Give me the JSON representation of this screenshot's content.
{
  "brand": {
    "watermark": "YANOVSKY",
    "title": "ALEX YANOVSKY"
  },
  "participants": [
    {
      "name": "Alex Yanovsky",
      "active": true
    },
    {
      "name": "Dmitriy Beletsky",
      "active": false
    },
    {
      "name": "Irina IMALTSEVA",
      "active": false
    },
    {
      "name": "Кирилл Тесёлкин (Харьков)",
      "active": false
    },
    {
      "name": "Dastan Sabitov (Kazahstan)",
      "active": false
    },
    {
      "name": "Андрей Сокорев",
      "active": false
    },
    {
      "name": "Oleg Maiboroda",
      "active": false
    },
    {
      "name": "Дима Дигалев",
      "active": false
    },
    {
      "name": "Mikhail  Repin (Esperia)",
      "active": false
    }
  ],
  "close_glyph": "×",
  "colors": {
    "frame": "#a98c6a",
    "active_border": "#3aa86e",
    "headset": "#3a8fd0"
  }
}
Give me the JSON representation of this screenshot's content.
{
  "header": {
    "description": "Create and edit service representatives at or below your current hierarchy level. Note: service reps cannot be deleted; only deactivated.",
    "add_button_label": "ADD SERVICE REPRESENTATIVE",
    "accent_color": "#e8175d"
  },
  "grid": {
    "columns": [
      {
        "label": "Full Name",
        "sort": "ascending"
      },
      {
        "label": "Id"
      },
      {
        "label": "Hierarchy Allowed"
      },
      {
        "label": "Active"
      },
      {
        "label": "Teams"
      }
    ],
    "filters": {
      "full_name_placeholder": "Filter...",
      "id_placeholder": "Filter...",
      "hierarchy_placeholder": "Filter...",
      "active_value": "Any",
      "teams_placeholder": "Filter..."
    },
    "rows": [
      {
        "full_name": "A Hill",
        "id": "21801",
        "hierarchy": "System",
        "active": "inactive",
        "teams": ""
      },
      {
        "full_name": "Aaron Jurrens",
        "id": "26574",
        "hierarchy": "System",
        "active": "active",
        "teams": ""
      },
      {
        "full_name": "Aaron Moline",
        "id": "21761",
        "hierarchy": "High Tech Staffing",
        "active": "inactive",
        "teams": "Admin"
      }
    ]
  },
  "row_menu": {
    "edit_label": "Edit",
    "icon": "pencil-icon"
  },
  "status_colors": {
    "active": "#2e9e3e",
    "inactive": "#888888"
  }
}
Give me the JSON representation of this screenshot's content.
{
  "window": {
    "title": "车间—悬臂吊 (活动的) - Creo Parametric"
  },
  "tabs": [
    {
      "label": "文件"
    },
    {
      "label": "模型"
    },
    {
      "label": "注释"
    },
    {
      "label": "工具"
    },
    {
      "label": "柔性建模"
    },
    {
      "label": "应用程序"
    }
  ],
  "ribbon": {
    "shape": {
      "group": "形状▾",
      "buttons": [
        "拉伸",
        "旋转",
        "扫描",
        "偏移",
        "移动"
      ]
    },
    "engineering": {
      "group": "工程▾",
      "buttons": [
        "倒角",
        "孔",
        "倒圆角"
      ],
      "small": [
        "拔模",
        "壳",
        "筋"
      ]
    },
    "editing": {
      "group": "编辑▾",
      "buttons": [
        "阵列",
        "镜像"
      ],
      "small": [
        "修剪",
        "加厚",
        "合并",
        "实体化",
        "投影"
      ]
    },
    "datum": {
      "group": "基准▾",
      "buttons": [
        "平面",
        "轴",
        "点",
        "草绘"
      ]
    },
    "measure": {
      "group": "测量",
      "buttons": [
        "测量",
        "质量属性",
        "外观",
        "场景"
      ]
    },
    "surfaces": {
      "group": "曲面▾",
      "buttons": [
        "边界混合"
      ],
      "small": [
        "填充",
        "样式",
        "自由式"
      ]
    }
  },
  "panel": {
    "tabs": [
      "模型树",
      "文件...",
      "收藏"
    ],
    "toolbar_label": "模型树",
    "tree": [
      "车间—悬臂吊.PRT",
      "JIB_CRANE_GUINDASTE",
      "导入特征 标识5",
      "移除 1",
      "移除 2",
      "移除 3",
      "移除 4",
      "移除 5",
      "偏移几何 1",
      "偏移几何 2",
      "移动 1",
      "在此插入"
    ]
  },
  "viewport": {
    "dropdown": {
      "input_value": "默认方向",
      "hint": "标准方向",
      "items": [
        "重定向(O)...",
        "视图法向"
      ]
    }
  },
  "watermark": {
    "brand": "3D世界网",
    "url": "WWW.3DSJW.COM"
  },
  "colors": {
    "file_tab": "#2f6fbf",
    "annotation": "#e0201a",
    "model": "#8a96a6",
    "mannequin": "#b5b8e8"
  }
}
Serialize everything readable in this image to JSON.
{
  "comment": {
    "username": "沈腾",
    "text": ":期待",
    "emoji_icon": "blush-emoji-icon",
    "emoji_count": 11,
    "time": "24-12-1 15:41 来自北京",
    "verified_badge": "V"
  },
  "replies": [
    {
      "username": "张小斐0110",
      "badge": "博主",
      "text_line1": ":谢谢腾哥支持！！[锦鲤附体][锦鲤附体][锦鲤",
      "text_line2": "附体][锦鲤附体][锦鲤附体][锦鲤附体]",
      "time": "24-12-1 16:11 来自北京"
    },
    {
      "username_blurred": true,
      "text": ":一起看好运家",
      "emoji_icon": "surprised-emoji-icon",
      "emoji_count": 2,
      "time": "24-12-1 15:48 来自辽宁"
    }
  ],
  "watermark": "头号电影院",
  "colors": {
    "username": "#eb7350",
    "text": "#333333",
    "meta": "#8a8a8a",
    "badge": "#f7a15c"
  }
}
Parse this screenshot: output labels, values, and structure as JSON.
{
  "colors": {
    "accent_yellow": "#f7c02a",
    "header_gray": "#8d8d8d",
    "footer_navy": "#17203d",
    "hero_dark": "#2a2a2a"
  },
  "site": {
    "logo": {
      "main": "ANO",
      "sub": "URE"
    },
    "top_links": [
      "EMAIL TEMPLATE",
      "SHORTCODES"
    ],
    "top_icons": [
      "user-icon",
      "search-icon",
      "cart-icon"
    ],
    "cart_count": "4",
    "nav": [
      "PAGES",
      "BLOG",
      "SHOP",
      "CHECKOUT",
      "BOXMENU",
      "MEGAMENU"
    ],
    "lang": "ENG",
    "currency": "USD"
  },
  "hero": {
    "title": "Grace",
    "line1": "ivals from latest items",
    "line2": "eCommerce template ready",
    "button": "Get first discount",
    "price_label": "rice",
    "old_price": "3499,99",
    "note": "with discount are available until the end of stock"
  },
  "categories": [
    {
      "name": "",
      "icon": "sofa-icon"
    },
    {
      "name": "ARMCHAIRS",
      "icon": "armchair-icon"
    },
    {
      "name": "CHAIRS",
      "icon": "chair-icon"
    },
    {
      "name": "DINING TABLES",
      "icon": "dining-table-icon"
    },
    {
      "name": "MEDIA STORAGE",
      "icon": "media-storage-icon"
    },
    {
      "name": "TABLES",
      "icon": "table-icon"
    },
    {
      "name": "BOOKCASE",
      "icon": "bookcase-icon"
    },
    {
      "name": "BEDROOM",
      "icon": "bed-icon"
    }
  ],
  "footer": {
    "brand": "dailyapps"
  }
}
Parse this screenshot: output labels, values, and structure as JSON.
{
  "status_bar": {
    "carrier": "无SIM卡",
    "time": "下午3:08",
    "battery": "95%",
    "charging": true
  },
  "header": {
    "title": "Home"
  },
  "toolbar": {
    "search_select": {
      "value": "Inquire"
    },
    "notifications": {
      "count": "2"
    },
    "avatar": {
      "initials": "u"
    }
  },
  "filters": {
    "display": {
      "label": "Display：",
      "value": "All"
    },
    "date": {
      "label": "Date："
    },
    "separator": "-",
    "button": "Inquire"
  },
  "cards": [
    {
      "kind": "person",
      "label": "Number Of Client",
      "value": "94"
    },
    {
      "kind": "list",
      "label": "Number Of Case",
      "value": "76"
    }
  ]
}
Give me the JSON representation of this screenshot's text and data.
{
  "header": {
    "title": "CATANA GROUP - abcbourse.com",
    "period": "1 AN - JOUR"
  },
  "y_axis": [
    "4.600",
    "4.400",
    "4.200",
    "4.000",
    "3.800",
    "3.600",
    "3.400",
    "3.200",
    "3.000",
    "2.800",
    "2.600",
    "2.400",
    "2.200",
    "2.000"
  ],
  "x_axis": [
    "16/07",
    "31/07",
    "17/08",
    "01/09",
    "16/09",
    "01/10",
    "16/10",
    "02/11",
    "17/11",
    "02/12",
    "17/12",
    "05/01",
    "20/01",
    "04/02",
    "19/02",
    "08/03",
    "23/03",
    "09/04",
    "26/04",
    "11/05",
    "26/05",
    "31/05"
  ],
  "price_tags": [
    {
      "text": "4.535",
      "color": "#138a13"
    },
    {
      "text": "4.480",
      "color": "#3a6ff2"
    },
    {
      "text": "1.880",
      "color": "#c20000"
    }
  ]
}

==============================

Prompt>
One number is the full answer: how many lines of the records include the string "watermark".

Exercise result>
3